In and around Launceston
|Legal opium poppies|
Tasmania grows the majority of legal opium for the manufacture
of morphine and codeine.
|The owner of this little store also was a world class sand sculpturor.|
This fantastic dragon was in the front window.
|Cornerstone for our hostel - which had always been a hostel.|
First for the Presbyterian Church to house new Scottish immigrants and then
for the local school of nursing.
Everything seems to center around the harbour. Museums, markets, restaurants, tours... You name it, you can find it here. Hobart prides itself on the fact that it was the second (only to Sydney) settlement in Australia, and not founded on convict labour.
|Traditional Aboriginal Canoe.|
Made of grass.
|Yet one more of the odd animals you find downunder.|
This little fellow could walk up onto land.
|Franklin River rafting connection. The first boats were|
hand made and based on "Canadian Canoe" designs.
|Tiger snake in the museum. Poisonous, of course. On the mainland,|
they do have orange stripes but on Tasmania they are
|One of the temporary displays were photographs of MSF projects.|
|Tea was quite the production.|
|There were very few Christmas decorations around, but|
this reindeer was pretty cool. Made of local wood.
|As was this huge fish hanging from the ceiling of a restaurant|
|We were seated just behind this fellow. Sadly, the food|
did not live up to the decor.
|Salamanca Market. I fell in love with these cool|
emu prints. The artist actually had spent time in Alberta.
|And here's the cards I bought.|
Bruny Island Cruise
Last time we were here, we had a fantastic time on a cruise around Tasman Island (just a bit to the east, near Port Arthur) with this company, so we were looking forward to checking out this bit of ocean with the same company. Bruny Island is sort of south of Hobart. As a girl from the prairies, I'm easy to impress when it comes to oceans and sealife. This did not disappoint. Mind you, the crowds of people were a bit trying.
|Yes, we saw a humpback whale. |
They were about two weeks late leaving the area to head to the antarctic.
The setup of the boat made photos difficult as we couldn't move around.
|Australian fur seals. This is a colony of bachelors.|
In mating season, they travel up to the north of Tasmania where
the ladies and babies live.
|This is actually where Captain Cook first landed in Australia.|
Bligh came back three more times. It was a good place
to collect fresh water.
Climbing (down) Mt. Wellington
Our last day in Hobart, we took a bus up to the top of Mt. Wellington and then hiked down. It was a great sunny day and after the first bit (steep, loose rocks...) the path was pretty easy. Only got lost once when I didn't notice a sign. Interesting piece of trivia - when Charles Darwin visited Hobart, he climbed to the top - it only took him two days.

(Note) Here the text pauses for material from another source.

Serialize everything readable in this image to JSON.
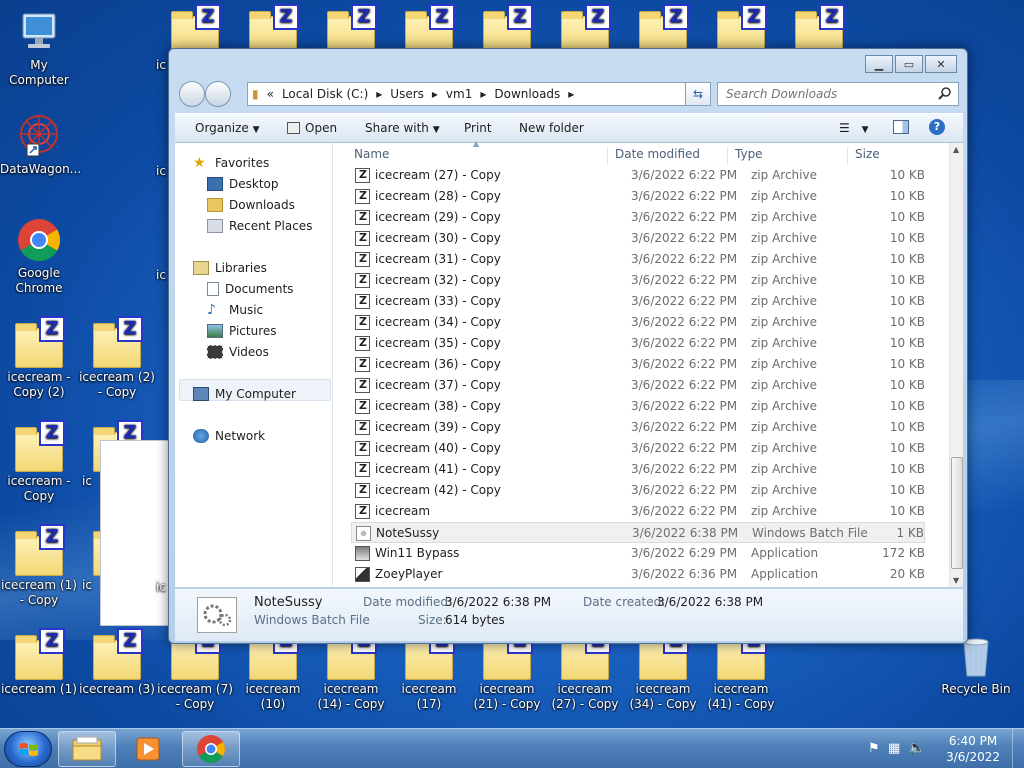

One of the major events that everybody in Tasmania has memories of is a major fire in 1967 that came to within a few hundred meters of burning Hobart (homes in the suburbs did burn). The hillside of Mt. Wellington is gloriously green, except for white ghostlike tree trunks. The story is that the fire was so hot and moving so quickly that it killed the tall mature trees but they didn't burn.
|One of the trees that was killed in the 1967 fires|
but wasn't burned
|We watched this little fellow for about 10 minutes. |
He practically walked up to me and took his own picture.
This is what an echidna looks like.
|Tasmania has wallabys but no kangaroos|
|The quilter in me thought this moss/lichen deserved a photo|
Thoughts on revisiting Australia
Last time we visited Australia, it was our first big adventure. Everything was new and different and that experience certainly encouraged me to plan more adventures. This time, we are five years more experienced as travelers, including just spending six months overlanding through Asia. Looking back on the 11 weeks we spent in Australia, it was an interesting contradiction for me. In some ways, I expected Australia to be like Canada and in some ways I expected it to be more exotic. Neither was the case, of course.
It was frustrating to deal with internet that was expensive and inconsistent, or just not available, but that is what is available in Western Australia. Food and services were much more expensive than Canada (and horridly more expensive than Asia). It took some time to get perspective and just accept where we were. The other thing was, Australia isn't as new and exciting and exotic as I remember - instead, we kept talking with Australians about the similarities and shared experiences between our two countries.
I'm glad we came back to Australia to visit the places we missed last time and to revisit some of our favourites. Yes,there are things we have yet to experience, but I don't feel the need to come back as a tourist. Could I, perhaps, live in Australia? Certainly, it is a lovely place that feels almost, but not quite, like home.
Next stop, New Zealand.